Start of Block

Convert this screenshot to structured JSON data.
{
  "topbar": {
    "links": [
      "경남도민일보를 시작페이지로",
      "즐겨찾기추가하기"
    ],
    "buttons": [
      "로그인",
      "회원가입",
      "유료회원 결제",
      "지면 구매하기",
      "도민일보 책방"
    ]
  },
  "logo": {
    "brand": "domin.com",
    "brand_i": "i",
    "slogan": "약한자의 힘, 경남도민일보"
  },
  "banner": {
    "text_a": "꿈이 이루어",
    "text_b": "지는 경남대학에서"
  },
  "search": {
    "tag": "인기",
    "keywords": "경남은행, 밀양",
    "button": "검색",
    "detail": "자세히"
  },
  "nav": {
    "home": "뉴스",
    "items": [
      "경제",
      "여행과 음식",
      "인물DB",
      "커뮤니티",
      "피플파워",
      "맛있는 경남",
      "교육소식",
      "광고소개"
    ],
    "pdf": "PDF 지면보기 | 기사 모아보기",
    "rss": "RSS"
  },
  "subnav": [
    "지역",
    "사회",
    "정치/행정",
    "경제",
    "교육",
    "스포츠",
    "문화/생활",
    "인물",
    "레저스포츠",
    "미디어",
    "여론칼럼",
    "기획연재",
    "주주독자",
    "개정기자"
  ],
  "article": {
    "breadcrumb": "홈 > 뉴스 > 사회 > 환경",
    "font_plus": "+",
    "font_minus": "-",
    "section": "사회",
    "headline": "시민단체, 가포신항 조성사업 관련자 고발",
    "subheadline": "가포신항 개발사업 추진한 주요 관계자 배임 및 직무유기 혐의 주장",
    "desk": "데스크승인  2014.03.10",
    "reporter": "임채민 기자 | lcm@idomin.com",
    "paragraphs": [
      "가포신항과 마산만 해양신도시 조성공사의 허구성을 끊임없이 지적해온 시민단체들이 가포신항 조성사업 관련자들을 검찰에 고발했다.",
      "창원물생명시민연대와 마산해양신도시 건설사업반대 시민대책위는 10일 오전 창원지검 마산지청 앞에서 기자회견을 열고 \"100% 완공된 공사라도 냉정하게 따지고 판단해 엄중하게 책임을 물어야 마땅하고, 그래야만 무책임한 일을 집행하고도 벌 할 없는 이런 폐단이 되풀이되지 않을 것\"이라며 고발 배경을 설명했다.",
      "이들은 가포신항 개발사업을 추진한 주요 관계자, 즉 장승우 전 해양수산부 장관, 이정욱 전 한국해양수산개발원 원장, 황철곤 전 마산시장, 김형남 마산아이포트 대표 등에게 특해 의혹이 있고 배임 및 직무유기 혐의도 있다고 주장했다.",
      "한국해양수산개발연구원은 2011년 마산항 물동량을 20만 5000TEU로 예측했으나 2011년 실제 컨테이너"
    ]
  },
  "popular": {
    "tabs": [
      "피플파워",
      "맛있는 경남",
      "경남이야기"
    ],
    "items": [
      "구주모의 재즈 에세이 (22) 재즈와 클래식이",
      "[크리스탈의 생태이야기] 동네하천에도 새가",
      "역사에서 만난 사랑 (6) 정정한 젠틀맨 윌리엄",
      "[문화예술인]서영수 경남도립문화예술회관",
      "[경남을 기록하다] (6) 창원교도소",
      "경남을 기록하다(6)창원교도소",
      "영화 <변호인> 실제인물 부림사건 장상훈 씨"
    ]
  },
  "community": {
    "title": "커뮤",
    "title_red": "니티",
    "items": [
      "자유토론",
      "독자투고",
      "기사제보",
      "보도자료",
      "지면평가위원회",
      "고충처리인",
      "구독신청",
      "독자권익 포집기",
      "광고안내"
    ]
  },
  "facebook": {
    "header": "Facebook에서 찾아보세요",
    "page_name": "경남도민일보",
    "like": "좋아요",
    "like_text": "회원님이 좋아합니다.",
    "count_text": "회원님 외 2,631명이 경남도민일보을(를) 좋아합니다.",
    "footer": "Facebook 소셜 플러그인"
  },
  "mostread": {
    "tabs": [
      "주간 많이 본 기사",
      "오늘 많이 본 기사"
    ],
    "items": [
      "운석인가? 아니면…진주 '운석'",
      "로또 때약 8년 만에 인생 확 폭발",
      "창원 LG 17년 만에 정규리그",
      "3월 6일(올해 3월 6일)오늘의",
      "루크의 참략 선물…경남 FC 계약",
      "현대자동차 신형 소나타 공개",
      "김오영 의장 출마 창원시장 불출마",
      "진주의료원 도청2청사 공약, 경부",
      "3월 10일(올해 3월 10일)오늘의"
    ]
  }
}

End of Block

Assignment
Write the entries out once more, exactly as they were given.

Final answer
Convert this screenshot to structured JSON data.
{
  "topbar": {
    "links": [
      "경남도민일보를 시작페이지로",
      "즐겨찾기추가하기"
    ],
    "buttons": [
      "로그인",
      "회원가입",
      "유료회원 결제",
      "지면 구매하기",
      "도민일보 책방"
    ]
  },
  "logo": {
    "brand": "domin.com",
    "brand_i": "i",
    "slogan": "약한자의 힘, 경남도민일보"
  },
  "banner": {
    "text_a": "꿈이 이루어",
    "text_b": "지는 경남대학에서"
  },
  "search": {
    "tag": "인기",
    "keywords": "경남은행, 밀양",
    "button": "검색",
    "detail": "자세히"
  },
  "nav": {
    "home": "뉴스",
    "items": [
      "경제",
      "여행과 음식",
      "인물DB",
      "커뮤니티",
      "피플파워",
      "맛있는 경남",
      "교육소식",
      "광고소개"
    ],
    "pdf": "PDF 지면보기 | 기사 모아보기",
    "rss": "RSS"
  },
  "subnav": [
    "지역",
    "사회",
    "정치/행정",
    "경제",
    "교육",
    "스포츠",
    "문화/생활",
    "인물",
    "레저스포츠",
    "미디어",
    "여론칼럼",
    "기획연재",
    "주주독자",
    "개정기자"
  ],
  "article": {
    "breadcrumb": "홈 > 뉴스 > 사회 > 환경",
    "font_plus": "+",
    "font_minus": "-",
    "section": "사회",
    "headline": "시민단체, 가포신항 조성사업 관련자 고발",
    "subheadline": "가포신항 개발사업 추진한 주요 관계자 배임 및 직무유기 혐의 주장",
    "desk": "데스크승인  2014.03.10",
    "reporter": "임채민 기자 | lcm@idomin.com",
    "paragraphs": [
      "가포신항과 마산만 해양신도시 조성공사의 허구성을 끊임없이 지적해온 시민단체들이 가포신항 조성사업 관련자들을 검찰에 고발했다.",
      "창원물생명시민연대와 마산해양신도시 건설사업반대 시민대책위는 10일 오전 창원지검 마산지청 앞에서 기자회견을 열고 \"100% 완공된 공사라도 냉정하게 따지고 판단해 엄중하게 책임을 물어야 마땅하고, 그래야만 무책임한 일을 집행하고도 벌 할 없는 이런 폐단이 되풀이되지 않을 것\"이라며 고발 배경을 설명했다.",
      "이들은 가포신항 개발사업을 추진한 주요 관계자, 즉 장승우 전 해양수산부 장관, 이정욱 전 한국해양수산개발원 원장, 황철곤 전 마산시장, 김형남 마산아이포트 대표 등에게 특해 의혹이 있고 배임 및 직무유기 혐의도 있다고 주장했다.",
      "한국해양수산개발연구원은 2011년 마산항 물동량을 20만 5000TEU로 예측했으나 2011년 실제 컨테이너"
    ]
  },
  "popular": {
    "tabs": [
      "피플파워",
      "맛있는 경남",
      "경남이야기"
    ],
    "items": [
      "구주모의 재즈 에세이 (22) 재즈와 클래식이",
      "[크리스탈의 생태이야기] 동네하천에도 새가",
      "역사에서 만난 사랑 (6) 정정한 젠틀맨 윌리엄",
      "[문화예술인]서영수 경남도립문화예술회관",
      "[경남을 기록하다] (6) 창원교도소",
      "경남을 기록하다(6)창원교도소",
      "영화 <변호인> 실제인물 부림사건 장상훈 씨"
    ]
  },
  "community": {
    "title": "커뮤",
    "title_red": "니티",
    "items": [
      "자유토론",
      "독자투고",
      "기사제보",
      "보도자료",
      "지면평가위원회",
      "고충처리인",
      "구독신청",
      "독자권익 포집기",
      "광고안내"
    ]
  },
  "facebook": {
    "header": "Facebook에서 찾아보세요",
    "page_name": "경남도민일보",
    "like": "좋아요",
    "like_text": "회원님이 좋아합니다.",
    "count_text": "회원님 외 2,631명이 경남도민일보을(를) 좋아합니다.",
    "footer": "Facebook 소셜 플러그인"
  },
  "mostread": {
    "tabs": [
      "주간 많이 본 기사",
      "오늘 많이 본 기사"
    ],
    "items": [
      "운석인가? 아니면…진주 '운석'",
      "로또 때약 8년 만에 인생 확 폭발",
      "창원 LG 17년 만에 정규리그",
      "3월 6일(올해 3월 6일)오늘의",
      "루크의 참략 선물…경남 FC 계약",
      "현대자동차 신형 소나타 공개",
      "김오영 의장 출마 창원시장 불출마",
      "진주의료원 도청2청사 공약, 경부",
      "3월 10일(올해 3월 10일)오늘의"
    ]
  }
}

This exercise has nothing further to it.